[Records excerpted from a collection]

-- -- --

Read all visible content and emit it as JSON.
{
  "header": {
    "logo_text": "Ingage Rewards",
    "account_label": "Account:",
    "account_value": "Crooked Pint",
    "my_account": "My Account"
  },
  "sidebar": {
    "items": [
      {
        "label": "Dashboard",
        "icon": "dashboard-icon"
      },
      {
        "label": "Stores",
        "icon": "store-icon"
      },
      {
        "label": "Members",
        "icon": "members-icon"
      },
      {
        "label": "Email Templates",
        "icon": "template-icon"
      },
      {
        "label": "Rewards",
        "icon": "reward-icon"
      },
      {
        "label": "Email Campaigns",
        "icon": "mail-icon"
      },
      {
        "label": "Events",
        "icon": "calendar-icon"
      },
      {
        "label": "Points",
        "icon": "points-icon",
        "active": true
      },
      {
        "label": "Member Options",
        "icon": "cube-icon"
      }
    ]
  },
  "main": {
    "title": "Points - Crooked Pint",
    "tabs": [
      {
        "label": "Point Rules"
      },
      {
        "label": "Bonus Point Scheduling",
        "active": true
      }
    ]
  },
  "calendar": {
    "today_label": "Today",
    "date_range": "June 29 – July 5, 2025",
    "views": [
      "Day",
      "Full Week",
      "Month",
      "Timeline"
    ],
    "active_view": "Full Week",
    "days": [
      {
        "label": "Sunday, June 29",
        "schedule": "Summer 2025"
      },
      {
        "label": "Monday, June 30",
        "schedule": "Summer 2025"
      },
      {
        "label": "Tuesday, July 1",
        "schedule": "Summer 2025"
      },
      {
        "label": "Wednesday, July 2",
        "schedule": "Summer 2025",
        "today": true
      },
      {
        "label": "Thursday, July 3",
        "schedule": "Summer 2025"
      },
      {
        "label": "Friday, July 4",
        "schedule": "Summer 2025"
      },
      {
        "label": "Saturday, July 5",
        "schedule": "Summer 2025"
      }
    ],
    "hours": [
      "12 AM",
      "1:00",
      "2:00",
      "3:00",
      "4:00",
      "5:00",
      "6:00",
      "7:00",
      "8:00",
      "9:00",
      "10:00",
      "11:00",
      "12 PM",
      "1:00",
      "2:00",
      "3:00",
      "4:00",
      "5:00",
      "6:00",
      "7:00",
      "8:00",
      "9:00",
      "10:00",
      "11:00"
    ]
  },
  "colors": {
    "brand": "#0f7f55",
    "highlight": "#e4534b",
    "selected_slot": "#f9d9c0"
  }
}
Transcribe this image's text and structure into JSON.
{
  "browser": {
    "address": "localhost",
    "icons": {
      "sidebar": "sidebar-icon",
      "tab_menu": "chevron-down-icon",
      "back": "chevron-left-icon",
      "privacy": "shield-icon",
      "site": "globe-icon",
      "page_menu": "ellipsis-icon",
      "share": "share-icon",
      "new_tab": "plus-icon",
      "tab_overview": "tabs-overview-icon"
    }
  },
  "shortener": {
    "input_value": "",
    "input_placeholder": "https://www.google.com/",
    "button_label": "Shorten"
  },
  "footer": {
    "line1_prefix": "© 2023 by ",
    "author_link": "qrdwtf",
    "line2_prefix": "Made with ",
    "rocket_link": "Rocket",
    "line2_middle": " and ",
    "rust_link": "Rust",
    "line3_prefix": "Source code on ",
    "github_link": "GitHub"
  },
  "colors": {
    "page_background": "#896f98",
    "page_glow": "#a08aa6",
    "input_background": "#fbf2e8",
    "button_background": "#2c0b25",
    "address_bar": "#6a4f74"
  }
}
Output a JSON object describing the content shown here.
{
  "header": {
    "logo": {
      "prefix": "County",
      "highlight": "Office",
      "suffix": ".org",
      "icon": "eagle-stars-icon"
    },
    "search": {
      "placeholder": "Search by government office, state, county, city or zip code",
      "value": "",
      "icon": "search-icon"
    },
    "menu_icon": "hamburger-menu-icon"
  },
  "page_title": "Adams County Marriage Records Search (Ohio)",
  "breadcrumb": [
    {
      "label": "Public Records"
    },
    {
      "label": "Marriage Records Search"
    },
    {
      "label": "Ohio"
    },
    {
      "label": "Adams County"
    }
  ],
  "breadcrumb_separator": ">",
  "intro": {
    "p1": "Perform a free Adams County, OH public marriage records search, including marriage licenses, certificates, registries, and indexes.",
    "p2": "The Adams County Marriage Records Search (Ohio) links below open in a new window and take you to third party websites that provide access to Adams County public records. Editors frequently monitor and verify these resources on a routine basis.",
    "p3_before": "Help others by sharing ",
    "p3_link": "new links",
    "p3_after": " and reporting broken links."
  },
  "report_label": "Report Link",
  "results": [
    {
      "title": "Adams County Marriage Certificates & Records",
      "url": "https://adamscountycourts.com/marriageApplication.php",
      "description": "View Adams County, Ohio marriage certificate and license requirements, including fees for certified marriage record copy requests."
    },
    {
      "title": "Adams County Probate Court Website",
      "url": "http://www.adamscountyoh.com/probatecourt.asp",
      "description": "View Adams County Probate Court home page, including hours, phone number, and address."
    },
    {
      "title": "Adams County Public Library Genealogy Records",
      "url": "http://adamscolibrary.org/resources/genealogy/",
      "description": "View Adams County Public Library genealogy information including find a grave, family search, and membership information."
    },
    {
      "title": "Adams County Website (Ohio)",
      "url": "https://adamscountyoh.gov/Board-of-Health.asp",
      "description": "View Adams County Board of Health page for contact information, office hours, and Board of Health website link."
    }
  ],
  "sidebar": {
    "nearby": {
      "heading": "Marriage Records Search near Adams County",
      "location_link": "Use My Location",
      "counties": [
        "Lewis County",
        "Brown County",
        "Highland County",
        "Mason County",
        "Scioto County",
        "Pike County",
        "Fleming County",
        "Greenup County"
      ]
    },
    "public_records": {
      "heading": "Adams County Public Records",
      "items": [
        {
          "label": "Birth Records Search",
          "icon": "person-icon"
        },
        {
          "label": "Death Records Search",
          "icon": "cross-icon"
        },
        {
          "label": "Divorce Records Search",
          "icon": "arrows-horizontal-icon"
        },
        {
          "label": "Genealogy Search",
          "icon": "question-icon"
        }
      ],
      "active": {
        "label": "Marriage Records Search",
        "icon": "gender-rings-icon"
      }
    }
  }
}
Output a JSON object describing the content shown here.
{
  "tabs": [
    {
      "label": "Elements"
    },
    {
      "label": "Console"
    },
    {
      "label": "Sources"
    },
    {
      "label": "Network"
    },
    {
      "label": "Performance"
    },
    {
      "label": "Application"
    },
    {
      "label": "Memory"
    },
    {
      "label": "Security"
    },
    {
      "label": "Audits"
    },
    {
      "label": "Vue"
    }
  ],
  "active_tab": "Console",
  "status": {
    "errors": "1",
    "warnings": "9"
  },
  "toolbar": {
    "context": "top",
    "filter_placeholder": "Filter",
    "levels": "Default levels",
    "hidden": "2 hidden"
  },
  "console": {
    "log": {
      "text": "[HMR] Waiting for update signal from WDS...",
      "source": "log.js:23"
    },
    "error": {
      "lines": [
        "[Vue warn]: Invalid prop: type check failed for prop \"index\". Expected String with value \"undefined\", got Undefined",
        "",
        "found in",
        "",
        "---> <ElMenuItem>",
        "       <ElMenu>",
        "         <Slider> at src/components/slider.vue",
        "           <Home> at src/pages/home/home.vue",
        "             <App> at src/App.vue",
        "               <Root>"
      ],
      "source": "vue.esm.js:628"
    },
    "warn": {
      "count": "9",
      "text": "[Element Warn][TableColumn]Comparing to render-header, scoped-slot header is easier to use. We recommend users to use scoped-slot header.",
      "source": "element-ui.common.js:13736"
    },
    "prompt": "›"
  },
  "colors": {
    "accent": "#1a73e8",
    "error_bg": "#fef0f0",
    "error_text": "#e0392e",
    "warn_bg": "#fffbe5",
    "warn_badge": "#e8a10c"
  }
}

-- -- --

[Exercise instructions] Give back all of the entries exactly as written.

[Response to the task]
Read all visible content and emit it as JSON.
{
  "header": {
    "logo_text": "Ingage Rewards",
    "account_label": "Account:",
    "account_value": "Crooked Pint",
    "my_account": "My Account"
  },
  "sidebar": {
    "items": [
      {
        "label": "Dashboard",
        "icon": "dashboard-icon"
      },
      {
        "label": "Stores",
        "icon": "store-icon"
      },
      {
        "label": "Members",
        "icon": "members-icon"
      },
      {
        "label": "Email Templates",
        "icon": "template-icon"
      },
      {
        "label": "Rewards",
        "icon": "reward-icon"
      },
      {
        "label": "Email Campaigns",
        "icon": "mail-icon"
      },
      {
        "label": "Events",
        "icon": "calendar-icon"
      },
      {
        "label": "Points",
        "icon": "points-icon",
        "active": true
      },
      {
        "label": "Member Options",
        "icon": "cube-icon"
      }
    ]
  },
  "main": {
    "title": "Points - Crooked Pint",
    "tabs": [
      {
        "label": "Point Rules"
      },
      {
        "label": "Bonus Point Scheduling",
        "active": true
      }
    ]
  },
  "calendar": {
    "today_label": "Today",
    "date_range": "June 29 – July 5, 2025",
    "views": [
      "Day",
      "Full Week",
      "Month",
      "Timeline"
    ],
    "active_view": "Full Week",
    "days": [
      {
        "label": "Sunday, June 29",
        "schedule": "Summer 2025"
      },
      {
        "label": "Monday, June 30",
        "schedule": "Summer 2025"
      },
      {
        "label": "Tuesday, July 1",
        "schedule": "Summer 2025"
      },
      {
        "label": "Wednesday, July 2",
        "schedule": "Summer 2025",
        "today": true
      },
      {
        "label": "Thursday, July 3",
        "schedule": "Summer 2025"
      },
      {
        "label": "Friday, July 4",
        "schedule": "Summer 2025"
      },
      {
        "label": "Saturday, July 5",
        "schedule": "Summer 2025"
      }
    ],
    "hours": [
      "12 AM",
      "1:00",
      "2:00",
      "3:00",
      "4:00",
      "5:00",
      "6:00",
      "7:00",
      "8:00",
      "9:00",
      "10:00",
      "11:00",
      "12 PM",
      "1:00",
      "2:00",
      "3:00",
      "4:00",
      "5:00",
      "6:00",
      "7:00",
      "8:00",
      "9:00",
      "10:00",
      "11:00"
    ]
  },
  "colors": {
    "brand": "#0f7f55",
    "highlight": "#e4534b",
    "selected_slot": "#f9d9c0"
  }
}
Transcribe this image's text and structure into JSON.
{
  "browser": {
    "address": "localhost",
    "icons": {
      "sidebar": "sidebar-icon",
      "tab_menu": "chevron-down-icon",
      "back": "chevron-left-icon",
      "privacy": "shield-icon",
      "site": "globe-icon",
      "page_menu": "ellipsis-icon",
      "share": "share-icon",
      "new_tab": "plus-icon",
      "tab_overview": "tabs-overview-icon"
    }
  },
  "shortener": {
    "input_value": "",
    "input_placeholder": "https://www.google.com/",
    "button_label": "Shorten"
  },
  "footer": {
    "line1_prefix": "© 2023 by ",
    "author_link": "qrdwtf",
    "line2_prefix": "Made with ",
    "rocket_link": "Rocket",
    "line2_middle": " and ",
    "rust_link": "Rust",
    "line3_prefix": "Source code on ",
    "github_link": "GitHub"
  },
  "colors": {
    "page_background": "#896f98",
    "page_glow": "#a08aa6",
    "input_background": "#fbf2e8",
    "button_background": "#2c0b25",
    "address_bar": "#6a4f74"
  }
}
Output a JSON object describing the content shown here.
{
  "header": {
    "logo": {
      "prefix": "County",
      "highlight": "Office",
      "suffix": ".org",
      "icon": "eagle-stars-icon"
    },
    "search": {
      "placeholder": "Search by government office, state, county, city or zip code",
      "value": "",
      "icon": "search-icon"
    },
    "menu_icon": "hamburger-menu-icon"
  },
  "page_title": "Adams County Marriage Records Search (Ohio)",
  "breadcrumb": [
    {
      "label": "Public Records"
    },
    {
      "label": "Marriage Records Search"
    },
    {
      "label": "Ohio"
    },
    {
      "label": "Adams County"
    }
  ],
  "breadcrumb_separator": ">",
  "intro": {
    "p1": "Perform a free Adams County, OH public marriage records search, including marriage licenses, certificates, registries, and indexes.",
    "p2": "The Adams County Marriage Records Search (Ohio) links below open in a new window and take you to third party websites that provide access to Adams County public records. Editors frequently monitor and verify these resources on a routine basis.",
    "p3_before": "Help others by sharing ",
    "p3_link": "new links",
    "p3_after": " and reporting broken links."
  },
  "report_label": "Report Link",
  "results": [
    {
      "title": "Adams County Marriage Certificates & Records",
      "url": "https://adamscountycourts.com/marriageApplication.php",
      "description": "View Adams County, Ohio marriage certificate and license requirements, including fees for certified marriage record copy requests."
    },
    {
      "title": "Adams County Probate Court Website",
      "url": "http://www.adamscountyoh.com/probatecourt.asp",
      "description": "View Adams County Probate Court home page, including hours, phone number, and address."
    },
    {
      "title": "Adams County Public Library Genealogy Records",
      "url": "http://adamscolibrary.org/resources/genealogy/",
      "description": "View Adams County Public Library genealogy information including find a grave, family search, and membership information."
    },
    {
      "title": "Adams County Website (Ohio)",
      "url": "https://adamscountyoh.gov/Board-of-Health.asp",
      "description": "View Adams County Board of Health page for contact information, office hours, and Board of Health website link."
    }
  ],
  "sidebar": {
    "nearby": {
      "heading": "Marriage Records Search near Adams County",
      "location_link": "Use My Location",
      "counties": [
        "Lewis County",
        "Brown County",
        "Highland County",
        "Mason County",
        "Scioto County",
        "Pike County",
        "Fleming County",
        "Greenup County"
      ]
    },
    "public_records": {
      "heading": "Adams County Public Records",
      "items": [
        {
          "label": "Birth Records Search",
          "icon": "person-icon"
        },
        {
          "label": "Death Records Search",
          "icon": "cross-icon"
        },
        {
          "label": "Divorce Records Search",
          "icon": "arrows-horizontal-icon"
        },
        {
          "label": "Genealogy Search",
          "icon": "question-icon"
        }
      ],
      "active": {
        "label": "Marriage Records Search",
        "icon": "gender-rings-icon"
      }
    }
  }
}
Output a JSON object describing the content shown here.
{
  "tabs": [
    {
      "label": "Elements"
    },
    {
      "label": "Console"
    },
    {
      "label": "Sources"
    },
    {
      "label": "Network"
    },
    {
      "label": "Performance"
    },
    {
      "label": "Application"
    },
    {
      "label": "Memory"
    },
    {
      "label": "Security"
    },
    {
      "label": "Audits"
    },
    {
      "label": "Vue"
    }
  ],
  "active_tab": "Console",
  "status": {
    "errors": "1",
    "warnings": "9"
  },
  "toolbar": {
    "context": "top",
    "filter_placeholder": "Filter",
    "levels": "Default levels",
    "hidden": "2 hidden"
  },
  "console": {
    "log": {
      "text": "[HMR] Waiting for update signal from WDS...",
      "source": "log.js:23"
    },
    "error": {
      "lines": [
        "[Vue warn]: Invalid prop: type check failed for prop \"index\". Expected String with value \"undefined\", got Undefined",
        "",
        "found in",
        "",
        "---> <ElMenuItem>",
        "       <ElMenu>",
        "         <Slider> at src/components/slider.vue",
        "           <Home> at src/pages/home/home.vue",
        "             <App> at src/App.vue",
        "               <Root>"
      ],
      "source": "vue.esm.js:628"
    },
    "warn": {
      "count": "9",
      "text": "[Element Warn][TableColumn]Comparing to render-header, scoped-slot header is easier to use. We recommend users to use scoped-slot header.",
      "source": "element-ui.common.js:13736"
    },
    "prompt": "›"
  },
  "colors": {
    "accent": "#1a73e8",
    "error_bg": "#fef0f0",
    "error_text": "#e0392e",
    "warn_bg": "#fffbe5",
    "warn_badge": "#e8a10c"
  }
}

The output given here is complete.